Web page and app entries
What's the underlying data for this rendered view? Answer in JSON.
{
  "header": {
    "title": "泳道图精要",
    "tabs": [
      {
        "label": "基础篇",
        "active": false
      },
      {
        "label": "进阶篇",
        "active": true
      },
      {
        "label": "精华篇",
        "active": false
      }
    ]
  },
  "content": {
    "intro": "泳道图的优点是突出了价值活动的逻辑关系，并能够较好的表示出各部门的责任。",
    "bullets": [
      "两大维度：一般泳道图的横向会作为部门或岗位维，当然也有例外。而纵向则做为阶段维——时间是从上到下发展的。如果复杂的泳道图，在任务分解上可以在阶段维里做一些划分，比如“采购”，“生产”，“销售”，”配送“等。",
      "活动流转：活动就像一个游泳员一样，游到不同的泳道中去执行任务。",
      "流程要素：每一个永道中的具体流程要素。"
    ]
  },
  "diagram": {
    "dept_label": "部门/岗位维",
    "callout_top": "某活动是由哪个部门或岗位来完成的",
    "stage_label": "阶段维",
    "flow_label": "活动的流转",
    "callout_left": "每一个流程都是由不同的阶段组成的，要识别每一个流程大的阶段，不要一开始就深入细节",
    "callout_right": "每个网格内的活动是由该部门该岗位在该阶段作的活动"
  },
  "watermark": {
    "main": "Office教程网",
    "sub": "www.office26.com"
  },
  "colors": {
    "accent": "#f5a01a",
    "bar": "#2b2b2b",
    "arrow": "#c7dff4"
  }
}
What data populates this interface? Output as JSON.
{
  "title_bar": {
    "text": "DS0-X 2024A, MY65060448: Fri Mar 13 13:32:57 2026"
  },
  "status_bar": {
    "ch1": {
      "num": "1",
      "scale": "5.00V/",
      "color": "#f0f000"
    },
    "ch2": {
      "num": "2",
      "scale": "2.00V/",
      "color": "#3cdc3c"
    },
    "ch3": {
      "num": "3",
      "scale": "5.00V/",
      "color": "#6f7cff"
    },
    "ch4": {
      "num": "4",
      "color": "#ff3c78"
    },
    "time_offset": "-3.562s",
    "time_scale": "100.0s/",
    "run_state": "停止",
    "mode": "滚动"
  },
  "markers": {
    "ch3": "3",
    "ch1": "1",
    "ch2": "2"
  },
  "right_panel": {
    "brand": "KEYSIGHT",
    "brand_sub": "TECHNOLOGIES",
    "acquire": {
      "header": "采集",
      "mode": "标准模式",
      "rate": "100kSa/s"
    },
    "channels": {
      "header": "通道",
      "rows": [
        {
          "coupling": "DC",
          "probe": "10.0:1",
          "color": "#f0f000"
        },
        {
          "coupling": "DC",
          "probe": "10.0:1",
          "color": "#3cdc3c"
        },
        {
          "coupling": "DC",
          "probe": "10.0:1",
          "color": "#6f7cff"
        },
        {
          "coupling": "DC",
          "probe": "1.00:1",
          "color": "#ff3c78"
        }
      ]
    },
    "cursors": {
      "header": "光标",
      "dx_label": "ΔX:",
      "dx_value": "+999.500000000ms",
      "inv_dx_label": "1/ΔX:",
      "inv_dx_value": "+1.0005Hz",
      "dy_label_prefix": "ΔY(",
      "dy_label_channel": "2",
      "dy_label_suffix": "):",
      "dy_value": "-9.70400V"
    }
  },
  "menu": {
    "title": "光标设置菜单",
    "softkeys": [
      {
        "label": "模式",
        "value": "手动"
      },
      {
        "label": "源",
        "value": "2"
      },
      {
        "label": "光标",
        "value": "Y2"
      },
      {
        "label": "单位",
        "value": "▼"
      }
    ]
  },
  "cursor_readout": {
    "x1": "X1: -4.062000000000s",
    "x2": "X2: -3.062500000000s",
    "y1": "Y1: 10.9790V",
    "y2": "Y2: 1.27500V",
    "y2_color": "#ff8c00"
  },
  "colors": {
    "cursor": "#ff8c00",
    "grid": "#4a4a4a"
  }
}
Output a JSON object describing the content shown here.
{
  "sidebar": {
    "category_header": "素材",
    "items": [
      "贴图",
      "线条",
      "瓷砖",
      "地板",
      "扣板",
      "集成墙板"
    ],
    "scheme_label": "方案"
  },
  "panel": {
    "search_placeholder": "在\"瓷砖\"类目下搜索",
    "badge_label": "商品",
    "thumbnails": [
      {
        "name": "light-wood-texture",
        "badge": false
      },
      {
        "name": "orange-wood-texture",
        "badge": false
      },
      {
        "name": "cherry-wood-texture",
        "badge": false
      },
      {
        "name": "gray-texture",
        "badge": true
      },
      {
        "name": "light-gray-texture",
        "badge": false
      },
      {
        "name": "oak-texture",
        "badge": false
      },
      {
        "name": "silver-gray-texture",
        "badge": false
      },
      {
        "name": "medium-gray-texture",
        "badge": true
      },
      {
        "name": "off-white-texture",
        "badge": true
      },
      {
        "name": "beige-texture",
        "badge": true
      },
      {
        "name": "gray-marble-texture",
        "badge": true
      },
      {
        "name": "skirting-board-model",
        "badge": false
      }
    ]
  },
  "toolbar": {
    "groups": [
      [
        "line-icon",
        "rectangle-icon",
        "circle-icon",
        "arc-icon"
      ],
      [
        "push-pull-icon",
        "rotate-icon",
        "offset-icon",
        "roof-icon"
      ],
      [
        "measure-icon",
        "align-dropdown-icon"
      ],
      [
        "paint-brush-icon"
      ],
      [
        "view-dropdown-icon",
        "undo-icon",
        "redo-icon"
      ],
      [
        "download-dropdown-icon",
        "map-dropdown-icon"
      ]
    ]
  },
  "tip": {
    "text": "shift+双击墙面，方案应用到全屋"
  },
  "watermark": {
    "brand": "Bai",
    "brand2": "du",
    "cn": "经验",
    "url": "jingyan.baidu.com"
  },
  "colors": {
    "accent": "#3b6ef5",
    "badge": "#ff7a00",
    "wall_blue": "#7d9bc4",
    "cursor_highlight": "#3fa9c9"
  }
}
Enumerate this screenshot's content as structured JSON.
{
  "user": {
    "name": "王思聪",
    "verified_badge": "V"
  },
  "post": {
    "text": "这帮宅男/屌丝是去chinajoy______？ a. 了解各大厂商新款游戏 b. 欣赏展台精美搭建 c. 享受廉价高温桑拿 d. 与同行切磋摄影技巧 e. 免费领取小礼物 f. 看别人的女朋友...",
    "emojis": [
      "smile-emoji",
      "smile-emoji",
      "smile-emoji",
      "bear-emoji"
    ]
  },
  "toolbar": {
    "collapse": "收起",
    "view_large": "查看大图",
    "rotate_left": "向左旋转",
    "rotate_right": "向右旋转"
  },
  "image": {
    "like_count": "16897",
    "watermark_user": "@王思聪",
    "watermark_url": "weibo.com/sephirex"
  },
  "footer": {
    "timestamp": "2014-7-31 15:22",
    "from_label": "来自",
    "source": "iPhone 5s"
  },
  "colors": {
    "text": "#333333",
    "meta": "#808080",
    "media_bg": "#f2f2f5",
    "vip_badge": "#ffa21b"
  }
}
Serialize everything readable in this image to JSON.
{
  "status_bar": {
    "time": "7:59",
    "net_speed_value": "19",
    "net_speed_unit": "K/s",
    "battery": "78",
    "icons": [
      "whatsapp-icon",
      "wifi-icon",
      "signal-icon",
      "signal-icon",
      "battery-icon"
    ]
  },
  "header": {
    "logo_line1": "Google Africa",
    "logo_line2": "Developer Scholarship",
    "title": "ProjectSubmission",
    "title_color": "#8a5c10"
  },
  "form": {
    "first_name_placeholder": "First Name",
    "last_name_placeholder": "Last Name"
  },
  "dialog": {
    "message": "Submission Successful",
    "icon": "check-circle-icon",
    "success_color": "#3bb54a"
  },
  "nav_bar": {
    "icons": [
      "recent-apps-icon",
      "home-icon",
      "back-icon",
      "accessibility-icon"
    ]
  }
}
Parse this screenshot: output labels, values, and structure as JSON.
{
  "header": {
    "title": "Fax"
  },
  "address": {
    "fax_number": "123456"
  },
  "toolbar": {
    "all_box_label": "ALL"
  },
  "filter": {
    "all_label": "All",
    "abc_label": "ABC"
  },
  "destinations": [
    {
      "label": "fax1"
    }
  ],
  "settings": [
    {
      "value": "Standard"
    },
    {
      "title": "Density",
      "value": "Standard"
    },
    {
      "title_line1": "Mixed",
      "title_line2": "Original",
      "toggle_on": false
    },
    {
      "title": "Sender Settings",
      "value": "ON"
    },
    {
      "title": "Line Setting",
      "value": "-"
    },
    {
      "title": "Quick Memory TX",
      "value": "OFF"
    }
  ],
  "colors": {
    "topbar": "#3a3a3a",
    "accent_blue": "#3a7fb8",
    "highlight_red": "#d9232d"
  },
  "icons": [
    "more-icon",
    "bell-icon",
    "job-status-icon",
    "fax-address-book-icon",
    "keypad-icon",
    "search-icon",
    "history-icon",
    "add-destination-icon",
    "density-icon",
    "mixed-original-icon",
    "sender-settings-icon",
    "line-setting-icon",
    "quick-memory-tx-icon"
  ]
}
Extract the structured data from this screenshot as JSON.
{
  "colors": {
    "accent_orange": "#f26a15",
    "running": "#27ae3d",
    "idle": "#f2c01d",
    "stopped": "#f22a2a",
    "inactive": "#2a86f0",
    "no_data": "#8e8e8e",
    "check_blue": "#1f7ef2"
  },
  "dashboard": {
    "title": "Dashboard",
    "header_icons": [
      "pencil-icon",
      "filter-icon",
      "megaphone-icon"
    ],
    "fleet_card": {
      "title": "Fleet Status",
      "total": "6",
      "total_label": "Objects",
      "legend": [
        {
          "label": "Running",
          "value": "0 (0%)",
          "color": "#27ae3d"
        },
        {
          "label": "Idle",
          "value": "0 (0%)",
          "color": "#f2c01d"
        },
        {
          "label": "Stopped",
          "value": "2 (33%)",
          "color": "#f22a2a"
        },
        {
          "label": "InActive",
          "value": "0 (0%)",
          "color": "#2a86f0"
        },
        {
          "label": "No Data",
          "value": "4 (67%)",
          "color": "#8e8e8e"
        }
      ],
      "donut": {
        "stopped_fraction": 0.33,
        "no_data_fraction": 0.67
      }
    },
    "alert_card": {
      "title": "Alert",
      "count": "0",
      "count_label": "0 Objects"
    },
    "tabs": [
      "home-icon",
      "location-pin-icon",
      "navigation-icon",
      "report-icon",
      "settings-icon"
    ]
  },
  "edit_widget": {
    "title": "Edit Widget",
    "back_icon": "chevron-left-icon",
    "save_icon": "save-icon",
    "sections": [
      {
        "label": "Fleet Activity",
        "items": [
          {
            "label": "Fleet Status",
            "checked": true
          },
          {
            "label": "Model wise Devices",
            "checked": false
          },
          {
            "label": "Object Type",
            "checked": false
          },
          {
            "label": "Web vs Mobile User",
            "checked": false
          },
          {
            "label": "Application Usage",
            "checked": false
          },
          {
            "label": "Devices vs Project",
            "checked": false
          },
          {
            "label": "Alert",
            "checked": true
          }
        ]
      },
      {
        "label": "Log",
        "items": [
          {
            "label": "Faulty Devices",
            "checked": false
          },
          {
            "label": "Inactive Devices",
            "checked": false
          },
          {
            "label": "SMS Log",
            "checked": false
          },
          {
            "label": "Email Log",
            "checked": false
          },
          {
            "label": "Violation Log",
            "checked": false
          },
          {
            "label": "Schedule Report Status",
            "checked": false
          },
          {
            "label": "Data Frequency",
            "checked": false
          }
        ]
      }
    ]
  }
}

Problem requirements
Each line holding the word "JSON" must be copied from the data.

Answer to this exercise
What's the underlying data for this rendered view? Answer in JSON.
What data populates this interface? Output as JSON.
Output a JSON object describing the content shown here.
Enumerate this screenshot's content as structured JSON.
Serialize everything readable in this image to JSON.
Parse this screenshot: output labels, values, and structure as JSON.
Extract the structured data from this screenshot as JSON.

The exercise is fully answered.